The Gleyber Torres era is now three games old. The Yankees are undefeated and have outscored their opponents 27-5 in those three games and that’s awesome, but it’s not because of Torres. Not entirely, anyway. Gleyber is 3-for-12 (.250) with three singles in the early going. A nice and clean .250/.250/.250 batting line.
At 21 years and 133 days, Torres is currently the third youngest player in the big leagues, older than only Ozzie Albies (21 years, 109 days) and the just called up Ronald Acuna (20 years, 128 days). It takes a special talent to reach the big leagues at that age, and remember, if not for the elbow injury, there’s a good chance Gleyber would’ve debuted as a 20-year-old at some point last season.
Torres is a highly regarded prospect not only because of his physical gifts. He’s long been considered a very cerebral and instinctual player who is baseball wise beyond his years. Baseball America (subs. req’d) touted Gleyber’s ability to make adjustments this past offseason, when they ranked him the sixth best prospect in baseball. From their scouting report:
In particular, Torres’ ability to make quick adjustments set him apart from other high-pedigree prospects. Coaches noted how quickly he would identify the way pitchers were working to get him out, then adjust and close those holes.
MLB.com’s scouting report backs that up, saying Torres is an “advanced hitter for his age” who “makes adjustments easily.” Some guys hit a ball 500 feet and others run like the wind. Torres is more of a well-rounded prospect who does everything well but nothing spectacularly, and makes quick adjustments to eliminate weaknesses.
“I think that’s part of the hype around him, is the makeup of it,” said Aaron Boone to Dan Martin after last night’s game. “He’s a slow heartbeat, special between the ears kind of guy.”
Gleyber showed his ability to make adjustments in his first MLB game. His first two at-bats. Torres came out like a nervous kid swinging hard in his first at-bat, and the veteran battery of Jaime Garcia and Russell Martin picked him apart with pitches down and in. Torres struck out for the first (and thus far only) time in his MLB career.
In his next at-bat, Garcia and Martin went down and in again because hey, why not? Let the rookie show he can handle that pitch before changing it up. Torres took two down and in pitches for balls, forcing Garcia and Martin to attack him another way. Gleyber didn’t reach base, but the adjustment was there. He wouldn’t get beat by the down and in pitch again.

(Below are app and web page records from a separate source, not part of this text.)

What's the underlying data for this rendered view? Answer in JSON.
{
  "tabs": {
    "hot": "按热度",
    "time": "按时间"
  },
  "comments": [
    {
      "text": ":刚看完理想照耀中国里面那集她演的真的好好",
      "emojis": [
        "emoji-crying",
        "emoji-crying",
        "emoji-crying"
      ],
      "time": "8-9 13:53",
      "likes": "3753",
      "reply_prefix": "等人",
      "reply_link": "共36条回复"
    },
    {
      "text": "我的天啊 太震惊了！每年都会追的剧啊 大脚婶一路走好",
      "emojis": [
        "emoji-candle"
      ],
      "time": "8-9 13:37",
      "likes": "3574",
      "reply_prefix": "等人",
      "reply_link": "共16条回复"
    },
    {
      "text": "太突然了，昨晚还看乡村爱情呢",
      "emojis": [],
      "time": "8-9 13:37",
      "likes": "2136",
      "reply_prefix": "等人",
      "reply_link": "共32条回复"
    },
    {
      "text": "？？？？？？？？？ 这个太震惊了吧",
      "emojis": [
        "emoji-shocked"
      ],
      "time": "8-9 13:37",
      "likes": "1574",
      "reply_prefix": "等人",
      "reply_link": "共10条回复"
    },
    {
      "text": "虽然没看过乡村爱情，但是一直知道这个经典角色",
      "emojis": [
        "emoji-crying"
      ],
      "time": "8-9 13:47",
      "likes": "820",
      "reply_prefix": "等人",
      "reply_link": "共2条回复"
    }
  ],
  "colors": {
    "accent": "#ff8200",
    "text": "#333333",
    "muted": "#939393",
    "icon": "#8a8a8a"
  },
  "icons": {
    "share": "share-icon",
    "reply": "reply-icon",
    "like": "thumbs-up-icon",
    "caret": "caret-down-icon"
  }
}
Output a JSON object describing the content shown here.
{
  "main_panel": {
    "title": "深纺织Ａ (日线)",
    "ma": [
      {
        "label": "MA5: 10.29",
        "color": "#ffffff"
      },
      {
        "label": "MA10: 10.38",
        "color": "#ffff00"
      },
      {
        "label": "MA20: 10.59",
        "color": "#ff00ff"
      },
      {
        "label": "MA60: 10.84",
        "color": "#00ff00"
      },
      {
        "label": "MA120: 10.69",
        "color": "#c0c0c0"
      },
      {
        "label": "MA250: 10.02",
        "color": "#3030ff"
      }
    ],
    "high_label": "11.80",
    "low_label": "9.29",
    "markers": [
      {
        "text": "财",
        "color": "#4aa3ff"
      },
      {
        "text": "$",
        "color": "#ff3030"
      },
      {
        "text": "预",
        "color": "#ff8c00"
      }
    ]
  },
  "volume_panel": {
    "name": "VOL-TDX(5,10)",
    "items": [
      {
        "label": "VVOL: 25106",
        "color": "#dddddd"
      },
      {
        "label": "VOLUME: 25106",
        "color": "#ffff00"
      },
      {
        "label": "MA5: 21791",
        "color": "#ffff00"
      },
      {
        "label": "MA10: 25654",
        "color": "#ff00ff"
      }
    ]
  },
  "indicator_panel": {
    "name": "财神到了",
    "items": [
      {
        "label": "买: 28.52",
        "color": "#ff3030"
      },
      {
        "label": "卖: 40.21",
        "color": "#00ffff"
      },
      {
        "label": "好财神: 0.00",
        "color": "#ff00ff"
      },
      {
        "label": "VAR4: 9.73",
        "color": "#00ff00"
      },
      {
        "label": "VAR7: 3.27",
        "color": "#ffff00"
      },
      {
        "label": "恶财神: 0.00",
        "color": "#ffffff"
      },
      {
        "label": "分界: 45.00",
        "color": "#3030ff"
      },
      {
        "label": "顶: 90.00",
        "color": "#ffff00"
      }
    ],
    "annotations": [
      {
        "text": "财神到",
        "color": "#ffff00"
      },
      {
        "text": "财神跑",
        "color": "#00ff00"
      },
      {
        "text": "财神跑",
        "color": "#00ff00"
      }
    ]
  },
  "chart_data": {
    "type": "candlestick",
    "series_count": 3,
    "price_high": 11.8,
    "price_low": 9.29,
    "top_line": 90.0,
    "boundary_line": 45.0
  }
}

Last night, that ability to make quick adjustments was on full display in the fourth inning, when Torres singled back up the middle against Jose Berrios for his first career run batted in. Berrios fell behind in the count 3-0 and got it to 3-1 with a get-me-over fastball. Gleyber swung out of his shoes at the 3-1 pitch. Look at this:
That was not a “let’s serve the ball the other way to get the run in” swing. Torres was trying to hit that ball to the moon. Not a bad idea! Against an unproven rookie, you’d expect a guy like Berrios to go with a 3-1 fastball, and he threw a 92.5 mph heater right by Torres. Right by him. Torres was late. The fastball beat him, plain and simple.
As the old saying goes, if you throw it 3-1 you might as well throw it 3-2, and Berrios did exactly that. He went right after Torres with another heater in the 3-2 count, that one at 93.6 mph and a little lower in the zone. Gleyber wasn’t having any of it. The RBI swing:
The leg kick is gone and Torres keeps his head on the ball rather than flying open wildly like he did on the 3-1 swing. Berrios beat him with the 3-1 fastball, Gleyber knew it, so he shortened up and got as direct to the baseball as possible, and he was rewarded with a single up the middle. Beautiful.
Remember, this is a 21-year-old kid we’re talking about. A 21-year-old kid in his third big league game against an excellent pitcher. Torres made the mid-at-bat adjustment that, frankly, lots of veterans are unable to make. That’s not a knock on them. Baseball is ridiculously hard. Some guys make it look easier than others, and Gleyber has already shown us he has a pretty good idea at the plate.
As he matures and gains experience, Torres is going to destroy pitches like that 3-1 fastball. The mid-at-bat adjustment is cool and all, but that 3-1 fastball was the pitch to hit. Middle-middle at 92.5 mph? You work the count to get a pitch like that. Gleyber missed it, so he made the adjustment and didn’t miss the 3-2 fastball. In time, he won’t miss pitches like that 3-1 heater.
There will be growing pains with Torres. It’s inevitable. Even the most talented players need some time to find their footing in the show. That’s part of the process of turning a prospect into a big leaguer, and Torres has started that process. The good news is the Yankees don’t need him to be a major factor right now. They can let Torres develop at his own pace. And given his baseball aptitude and ability to adjust on the fly, Gleyber’s learning curve may not be as steep as it is with most kids his age.